**Goal of the exercise**. Scan the records below. List lines holding "Units".

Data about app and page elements
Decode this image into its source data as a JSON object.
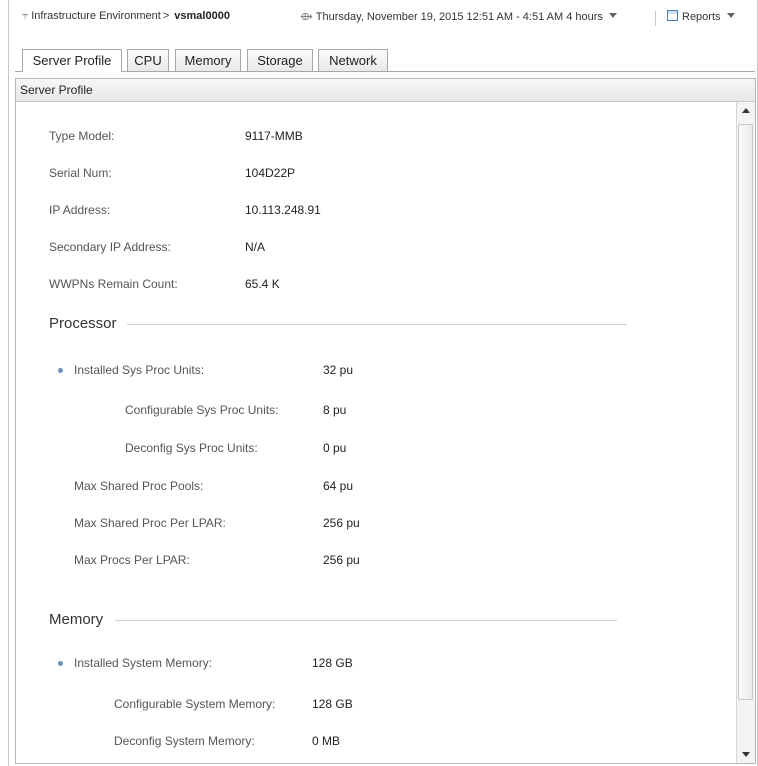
{
  "header": {
    "breadcrumb_parent": "Infrastructure Environment",
    "breadcrumb_separator": ">",
    "breadcrumb_current": "vsmal0000",
    "time_range": "Thursday, November 19, 2015 12:51 AM - 4:51 AM 4 hours",
    "reports_label": "Reports"
  },
  "tabs": [
    "Server Profile",
    "CPU",
    "Memory",
    "Storage",
    "Network"
  ],
  "panel": {
    "title": "Server Profile",
    "general": [
      {
        "label": "Type Model:",
        "value": "9117-MMB"
      },
      {
        "label": "Serial Num:",
        "value": "104D22P"
      },
      {
        "label": "IP Address:",
        "value": "10.113.248.91"
      },
      {
        "label": "Secondary IP Address:",
        "value": "N/A"
      },
      {
        "label": "WWPNs Remain Count:",
        "value": "65.4 K"
      }
    ],
    "processor": {
      "title": "Processor",
      "installed": {
        "label": "Installed Sys Proc Units:",
        "value": "32 pu"
      },
      "configurable": {
        "label": "Configurable Sys Proc Units:",
        "value": "8 pu"
      },
      "deconfig": {
        "label": "Deconfig Sys Proc Units:",
        "value": "0 pu"
      },
      "max_shared_pools": {
        "label": "Max Shared Proc Pools:",
        "value": "64 pu"
      },
      "max_shared_per_lpar": {
        "label": "Max Shared Proc Per LPAR:",
        "value": "256 pu"
      },
      "max_procs_per_lpar": {
        "label": "Max Procs Per LPAR:",
        "value": "256 pu"
      }
    },
    "memory": {
      "title": "Memory",
      "installed": {
        "label": "Installed System Memory:",
        "value": "128 GB"
      },
      "configurable": {
        "label": "Configurable System Memory:",
        "value": "128 GB"
      },
      "deconfig": {
        "label": "Deconfig System Memory:",
        "value": "0 MB"
      }
    }
  },
  "colors": {
    "bullet": "#6f93b6",
    "border": "#b8b8b8"
  },
  "icons": [
    "home-icon",
    "clock-icon",
    "dropdown-arrow-icon",
    "reports-icon",
    "scroll-up-icon",
    "scroll-down-icon"
  ]
}
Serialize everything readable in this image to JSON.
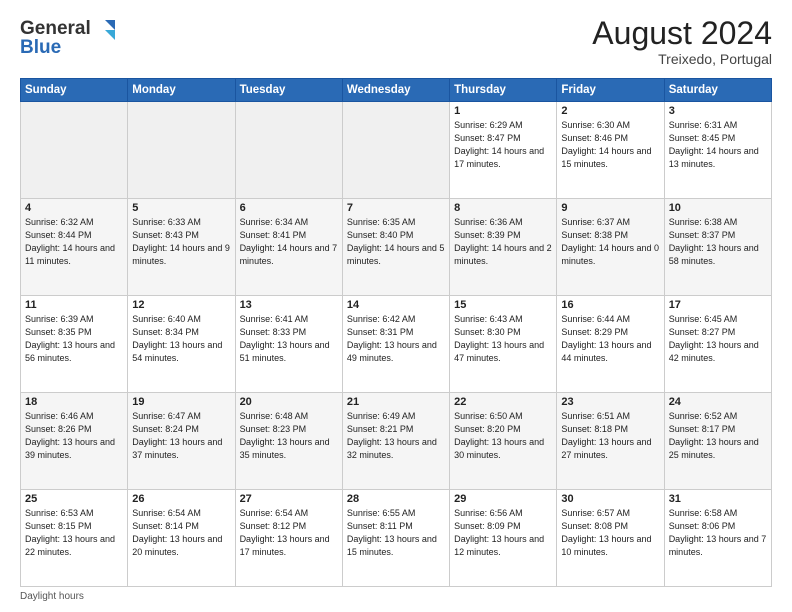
{
  "header": {
    "logo_line1": "General",
    "logo_line2": "Blue",
    "month_year": "August 2024",
    "location": "Treixedo, Portugal"
  },
  "days_of_week": [
    "Sunday",
    "Monday",
    "Tuesday",
    "Wednesday",
    "Thursday",
    "Friday",
    "Saturday"
  ],
  "footer": "Daylight hours",
  "weeks": [
    [
      {
        "day": "",
        "empty": true
      },
      {
        "day": "",
        "empty": true
      },
      {
        "day": "",
        "empty": true
      },
      {
        "day": "",
        "empty": true
      },
      {
        "day": "1",
        "sunrise": "6:29 AM",
        "sunset": "8:47 PM",
        "daylight": "14 hours and 17 minutes."
      },
      {
        "day": "2",
        "sunrise": "6:30 AM",
        "sunset": "8:46 PM",
        "daylight": "14 hours and 15 minutes."
      },
      {
        "day": "3",
        "sunrise": "6:31 AM",
        "sunset": "8:45 PM",
        "daylight": "14 hours and 13 minutes."
      }
    ],
    [
      {
        "day": "4",
        "sunrise": "6:32 AM",
        "sunset": "8:44 PM",
        "daylight": "14 hours and 11 minutes."
      },
      {
        "day": "5",
        "sunrise": "6:33 AM",
        "sunset": "8:43 PM",
        "daylight": "14 hours and 9 minutes."
      },
      {
        "day": "6",
        "sunrise": "6:34 AM",
        "sunset": "8:41 PM",
        "daylight": "14 hours and 7 minutes."
      },
      {
        "day": "7",
        "sunrise": "6:35 AM",
        "sunset": "8:40 PM",
        "daylight": "14 hours and 5 minutes."
      },
      {
        "day": "8",
        "sunrise": "6:36 AM",
        "sunset": "8:39 PM",
        "daylight": "14 hours and 2 minutes."
      },
      {
        "day": "9",
        "sunrise": "6:37 AM",
        "sunset": "8:38 PM",
        "daylight": "14 hours and 0 minutes."
      },
      {
        "day": "10",
        "sunrise": "6:38 AM",
        "sunset": "8:37 PM",
        "daylight": "13 hours and 58 minutes."
      }
    ],
    [
      {
        "day": "11",
        "sunrise": "6:39 AM",
        "sunset": "8:35 PM",
        "daylight": "13 hours and 56 minutes."
      },
      {
        "day": "12",
        "sunrise": "6:40 AM",
        "sunset": "8:34 PM",
        "daylight": "13 hours and 54 minutes."
      },
      {
        "day": "13",
        "sunrise": "6:41 AM",
        "sunset": "8:33 PM",
        "daylight": "13 hours and 51 minutes."
      },
      {
        "day": "14",
        "sunrise": "6:42 AM",
        "sunset": "8:31 PM",
        "daylight": "13 hours and 49 minutes."
      },
      {
        "day": "15",
        "sunrise": "6:43 AM",
        "sunset": "8:30 PM",
        "daylight": "13 hours and 47 minutes."
      },
      {
        "day": "16",
        "sunrise": "6:44 AM",
        "sunset": "8:29 PM",
        "daylight": "13 hours and 44 minutes."
      },
      {
        "day": "17",
        "sunrise": "6:45 AM",
        "sunset": "8:27 PM",
        "daylight": "13 hours and 42 minutes."
      }
    ],
    [
      {
        "day": "18",
        "sunrise": "6:46 AM",
        "sunset": "8:26 PM",
        "daylight": "13 hours and 39 minutes."
      },
      {
        "day": "19",
        "sunrise": "6:47 AM",
        "sunset": "8:24 PM",
        "daylight": "13 hours and 37 minutes."
      },
      {
        "day": "20",
        "sunrise": "6:48 AM",
        "sunset": "8:23 PM",
        "daylight": "13 hours and 35 minutes."
      },
      {
        "day": "21",
        "sunrise": "6:49 AM",
        "sunset": "8:21 PM",
        "daylight": "13 hours and 32 minutes."
      },
      {
        "day": "22",
        "sunrise": "6:50 AM",
        "sunset": "8:20 PM",
        "daylight": "13 hours and 30 minutes."
      },
      {
        "day": "23",
        "sunrise": "6:51 AM",
        "sunset": "8:18 PM",
        "daylight": "13 hours and 27 minutes."
      },
      {
        "day": "24",
        "sunrise": "6:52 AM",
        "sunset": "8:17 PM",
        "daylight": "13 hours and 25 minutes."
      }
    ],
    [
      {
        "day": "25",
        "sunrise": "6:53 AM",
        "sunset": "8:15 PM",
        "daylight": "13 hours and 22 minutes."
      },
      {
        "day": "26",
        "sunrise": "6:54 AM",
        "sunset": "8:14 PM",
        "daylight": "13 hours and 20 minutes."
      },
      {
        "day": "27",
        "sunrise": "6:54 AM",
        "sunset": "8:12 PM",
        "daylight": "13 hours and 17 minutes."
      },
      {
        "day": "28",
        "sunrise": "6:55 AM",
        "sunset": "8:11 PM",
        "daylight": "13 hours and 15 minutes."
      },
      {
        "day": "29",
        "sunrise": "6:56 AM",
        "sunset": "8:09 PM",
        "daylight": "13 hours and 12 minutes."
      },
      {
        "day": "30",
        "sunrise": "6:57 AM",
        "sunset": "8:08 PM",
        "daylight": "13 hours and 10 minutes."
      },
      {
        "day": "31",
        "sunrise": "6:58 AM",
        "sunset": "8:06 PM",
        "daylight": "13 hours and 7 minutes."
      }
    ]
  ]
}
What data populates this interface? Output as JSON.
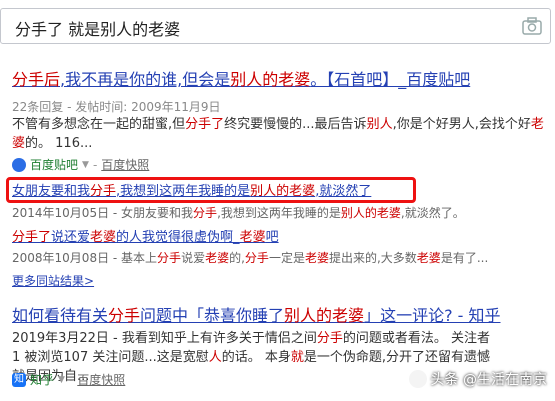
{
  "search": {
    "query": "分手了 就是别人的老婆"
  },
  "results": [
    {
      "title_html": "<em>分手后</em>,我不再是你的谁,但会是<em>别人的老婆</em>。【石首吧】_百度贴吧",
      "meta": "22条回复 - 发帖时间: 2009年11月9日",
      "abstract_html": "不管有多想念在一起的甜蜜,但<em>分手了</em>终究要慢慢的...最后告诉<em>别人</em>,你是个好男人,会找个好<em>老婆</em>的。 116...",
      "source": "百度贴吧",
      "snapshot": "百度快照",
      "sub_items": [
        {
          "title_html": "女朋友要和我<em>分手</em>,我想到这两年我睡的是<em>别人的老婆</em>,就淡然了",
          "meta_html": "2014年10月05日 - 女朋友要和我<em>分手</em>,我想到这两年我睡的是<em>别人的老婆</em>,就淡然了。"
        },
        {
          "title_html": "<em>分手了</em>说还爱<em>老婆</em>的人我觉得很虚伪啊_<em>老婆</em>吧",
          "meta_html": "2008年10月08日 - 基本上<em>分手</em>说爱<em>老婆</em>的,<em>分手</em>一定是<em>老婆</em>提出来的,大多数<em>老婆</em>是有了..."
        }
      ],
      "more": "更多同站结果>"
    },
    {
      "title_html": "如何看待有关<em>分手</em>问题中「恭喜你睡了<em>别人的老婆</em>」这一评论? - 知乎",
      "abstract_html": "2019年3月22日 - 我看到知乎上有许多关于情侣之间<em>分手</em>的问题或者看法。 关注者1 被浏览107 关注问题...这是宽慰<em>人</em>的话。 本身<em>就</em>是一个伪命题,分开了还留有遗憾就是因为自...",
      "source": "知乎",
      "snapshot": "百度快照"
    }
  ],
  "watermark": "头条 @生活在南京",
  "colors": {
    "link": "#2440b3",
    "highlight": "#cc0000",
    "source_green": "#1e7e30",
    "box_red": "#ee1111"
  }
}
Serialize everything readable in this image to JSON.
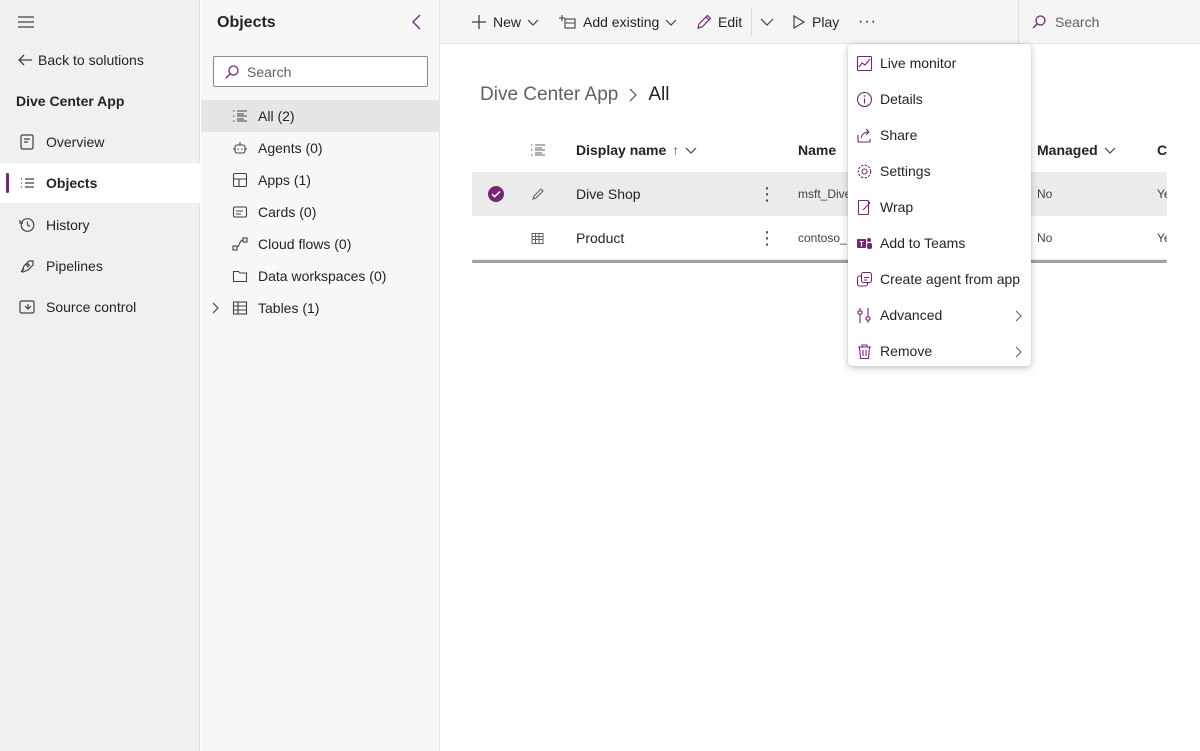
{
  "nav": {
    "back_label": "Back to solutions",
    "app_name": "Dive Center App",
    "items": [
      {
        "label": "Overview",
        "icon": "overview-icon"
      },
      {
        "label": "Objects",
        "icon": "objects-icon",
        "active": true
      },
      {
        "label": "History",
        "icon": "history-icon"
      },
      {
        "label": "Pipelines",
        "icon": "pipelines-icon"
      },
      {
        "label": "Source control",
        "icon": "source-control-icon"
      }
    ]
  },
  "objects_pane": {
    "title": "Objects",
    "search_placeholder": "Search",
    "items": [
      {
        "label": "All",
        "count": "(2)",
        "icon": "list-icon",
        "active": true
      },
      {
        "label": "Agents",
        "count": "(0)",
        "icon": "agent-icon"
      },
      {
        "label": "Apps",
        "count": "(1)",
        "icon": "apps-icon"
      },
      {
        "label": "Cards",
        "count": "(0)",
        "icon": "cards-icon"
      },
      {
        "label": "Cloud flows",
        "count": "(0)",
        "icon": "flow-icon"
      },
      {
        "label": "Data workspaces",
        "count": "(0)",
        "icon": "folder-icon"
      },
      {
        "label": "Tables",
        "count": "(1)",
        "icon": "table-icon",
        "expandable": true
      }
    ]
  },
  "toolbar": {
    "new_label": "New",
    "add_existing_label": "Add existing",
    "edit_label": "Edit",
    "play_label": "Play",
    "more_label": "···",
    "search_placeholder": "Search"
  },
  "breadcrumb": {
    "parent": "Dive Center App",
    "current": "All"
  },
  "table": {
    "columns": {
      "display_name": "Display name",
      "sort_arrow": "↑",
      "name": "Name",
      "managed": "Managed",
      "extra": "C"
    },
    "rows": [
      {
        "display_name": "Dive Shop",
        "name": "msft_Dive",
        "managed": "No",
        "extra": "Ye",
        "selected": true,
        "icon": "pencil-icon"
      },
      {
        "display_name": "Product",
        "name": "contoso_",
        "managed": "No",
        "extra": "Ye",
        "selected": false,
        "icon": "table-icon"
      }
    ]
  },
  "context_menu": {
    "items": [
      {
        "label": "Live monitor",
        "icon": "live-monitor-icon"
      },
      {
        "label": "Details",
        "icon": "info-icon"
      },
      {
        "label": "Share",
        "icon": "share-icon"
      },
      {
        "label": "Settings",
        "icon": "gear-icon"
      },
      {
        "label": "Wrap",
        "icon": "wrap-icon"
      },
      {
        "label": "Add to Teams",
        "icon": "teams-icon"
      },
      {
        "label": "Create agent from app",
        "icon": "create-agent-icon"
      },
      {
        "label": "Advanced",
        "icon": "advanced-icon",
        "submenu": true
      },
      {
        "label": "Remove",
        "icon": "trash-icon",
        "submenu": true
      }
    ]
  },
  "colors": {
    "accent": "#742774",
    "nav_bg": "#f0f0f0",
    "selected_row": "#ebebeb"
  }
}
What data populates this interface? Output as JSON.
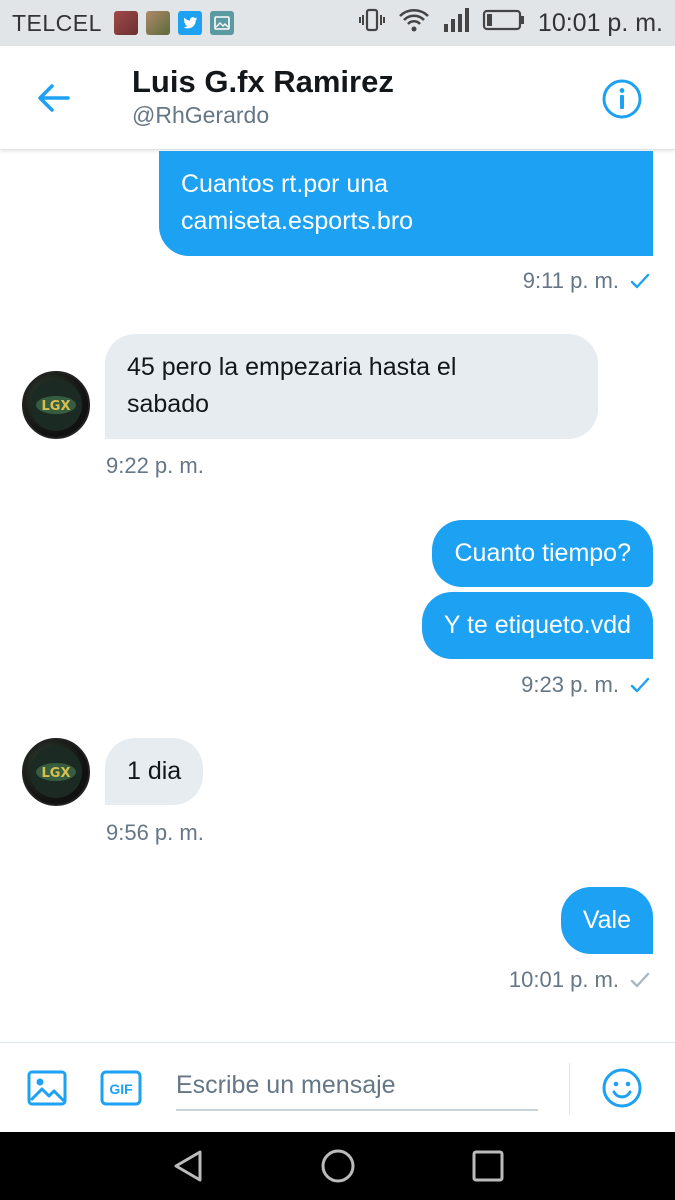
{
  "statusbar": {
    "carrier": "TELCEL",
    "time": "10:01 p. m.",
    "notification_icons": [
      "photo-notification-icon",
      "photo-notification-icon",
      "twitter-bird-icon",
      "gallery-icon"
    ],
    "system_icons": [
      "vibrate-icon",
      "wifi-icon",
      "signal-icon",
      "battery-icon"
    ]
  },
  "header": {
    "title": "Luis G.fx Ramirez",
    "handle": "@RhGerardo"
  },
  "messages": [
    {
      "direction": "sent",
      "text_lines": [
        "Cuantos rt.por una",
        "camiseta.esports.bro"
      ],
      "time": "9:11 p. m.",
      "status": "read"
    },
    {
      "direction": "received",
      "text_lines": [
        "45 pero la empezaria hasta el",
        "sabado"
      ],
      "time": "9:22 p. m."
    },
    {
      "direction": "sent",
      "text": "Cuanto tiempo?"
    },
    {
      "direction": "sent",
      "text": "Y te etiqueto.vdd",
      "time": "9:23 p. m.",
      "status": "read"
    },
    {
      "direction": "received",
      "text": "1 dia",
      "time": "9:56 p. m."
    },
    {
      "direction": "sent",
      "text": "Vale",
      "time": "10:01 p. m.",
      "status": "sent"
    }
  ],
  "composer": {
    "placeholder": "Escribe un mensaje",
    "gif_label": "GIF"
  },
  "colors": {
    "accent": "#1da1f2",
    "received_bubble": "#e6ecf0",
    "secondary_text": "#657786",
    "statusbar_bg": "#e1e5e8"
  }
}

**Expected answer**.
        "label": "Installed Sys Proc Units:",
        "label": "Configurable Sys Proc Units:",
        "label": "Deconfig Sys Proc Units:",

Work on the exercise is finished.